kubectl create -f - <<END apiVersion: v1 kind: Secret metadata: name: "storageos-api" namespace: "default" labels: app: "storageos" type: "kubernetes.io/storageos" data: # echo -n '<secret>' | base64 apiUsername: c3RvcmFnZW9z apiPassword: c3RvcmFnZW9z END
This example contains a default password, for production installations, use a unique, strong password.
You can define a base64 value by
echo -n "mystring" | base64.
Make sure that the encoding of the credentials doesn’t have special characters such as ‘\n’. The
echo -nensures that a trailing new line is not appended to the string.
If you wish to change the default accounts details post-install please see Managing Users
Trigger a StorageOS installation
This is a Cluster Definition example.
kubectl create -f - <<END apiVersion: "storageos.com/v1" kind: StorageOSCluster metadata: name: "example-storageos" spec: secretRefName: "storageos-api" # Reference the Secret created in the previous step secretRefNamespace: "default" # Namespace of the Secret images: nodeContainer: "storageos/node:1.2.0" # StorageOS version resources: requests: memory: "512Mi" END
specparameters available on the Cluster Operator configuration page.
You can find more examples such as deployments with CSI or deployments referencing a external etcd kv store. store for StorageOS in the Cluster Operator examples page.

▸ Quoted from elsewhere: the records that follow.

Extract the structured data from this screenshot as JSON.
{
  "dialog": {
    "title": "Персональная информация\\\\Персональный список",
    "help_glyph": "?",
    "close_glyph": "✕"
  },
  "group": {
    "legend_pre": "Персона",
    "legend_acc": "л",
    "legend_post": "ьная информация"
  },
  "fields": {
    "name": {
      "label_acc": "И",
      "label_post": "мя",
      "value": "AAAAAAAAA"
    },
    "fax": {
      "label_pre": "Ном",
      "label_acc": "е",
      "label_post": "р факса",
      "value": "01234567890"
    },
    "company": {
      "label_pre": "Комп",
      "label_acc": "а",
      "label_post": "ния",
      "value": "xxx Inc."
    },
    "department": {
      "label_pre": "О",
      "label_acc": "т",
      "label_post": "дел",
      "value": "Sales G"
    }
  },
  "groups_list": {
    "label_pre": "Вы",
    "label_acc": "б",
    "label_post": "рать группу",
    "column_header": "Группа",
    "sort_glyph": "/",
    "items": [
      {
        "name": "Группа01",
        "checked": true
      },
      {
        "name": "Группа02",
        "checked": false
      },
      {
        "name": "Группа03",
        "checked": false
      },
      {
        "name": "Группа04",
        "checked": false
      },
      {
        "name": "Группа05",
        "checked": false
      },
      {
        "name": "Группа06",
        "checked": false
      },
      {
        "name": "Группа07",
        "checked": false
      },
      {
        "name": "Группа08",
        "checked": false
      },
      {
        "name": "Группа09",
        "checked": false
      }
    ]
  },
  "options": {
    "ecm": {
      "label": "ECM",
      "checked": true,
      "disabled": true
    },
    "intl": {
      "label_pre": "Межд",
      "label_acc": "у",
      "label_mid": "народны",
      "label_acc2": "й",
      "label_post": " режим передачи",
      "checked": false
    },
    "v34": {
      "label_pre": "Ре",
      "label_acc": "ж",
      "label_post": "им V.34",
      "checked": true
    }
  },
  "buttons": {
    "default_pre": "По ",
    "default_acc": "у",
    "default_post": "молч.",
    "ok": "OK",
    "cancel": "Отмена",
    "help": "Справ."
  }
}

If this is your first installation you may wish to follow the StorageOS Volume guide for an example of how to mount a StorageOS volume in a Pod.
There are a variety of flavours, versions and particularities in the container orchestrator scope. Because of this, StorageOS installation procedures aim to be flexible so they can fit different needs depending on the environment, preferences or requirements. The StorageOS cluster operator simplifies the installation by implementing automated install. You can review and adapt the StorageOS install in the following examples. Feel free to extend and modify the publicly available examples.
Installation with Native Drivers (default)
The following github repository hosts installation examples.
git clone https://github.com/storageos/deploy.git storageos cd storageos/k8s/deploy-storageos
You can see various installation examples are available such as
CSI (Container Storage Interface) or
etcd-as-svc. All of them have a
deploy-storageos.sh that serves as a wrapper to trigger the manifest
creation. Follow the according
README.md for each one of them for more
For advanced installations, it is recommended to refer to
will guide the user to deploy an etcd cluster deployed by the official
Kubernetes etcd operator. Once an
external etcd cluster has been created, then use the StorageOS cluster operator
to finish the installation.
StorageOS can be installed with Helm. Helm adds versatility to the installation
method. Default values can be overridden in the command line or you can edit
values.yaml of the Chart and pass it to the helm install command. These
parameters allow the installation to be defined using Native Drivers or CSI. To
see the full list of options, check
helm repo add storageos https://charts.storageos.com helm repo update # Set cluster.join to hostnames or ip addresses of at least one node helm install storageos/storageos \ --name=my-release \ --version=0.1.x \ --namespace=storageos \ --set cluster.join="node01\,node02\,node03" \ --set csi.enable=true # Set to false or remove line to use Native Drivers
The Helm Chart can be found in the StorageOS Charts repository
CSI allows you to set StorageOS features (
on the StorageClass, but not on the PVC definition. If you need to set labels
on PVCs or your environment does not support CSI, you may install StorageOS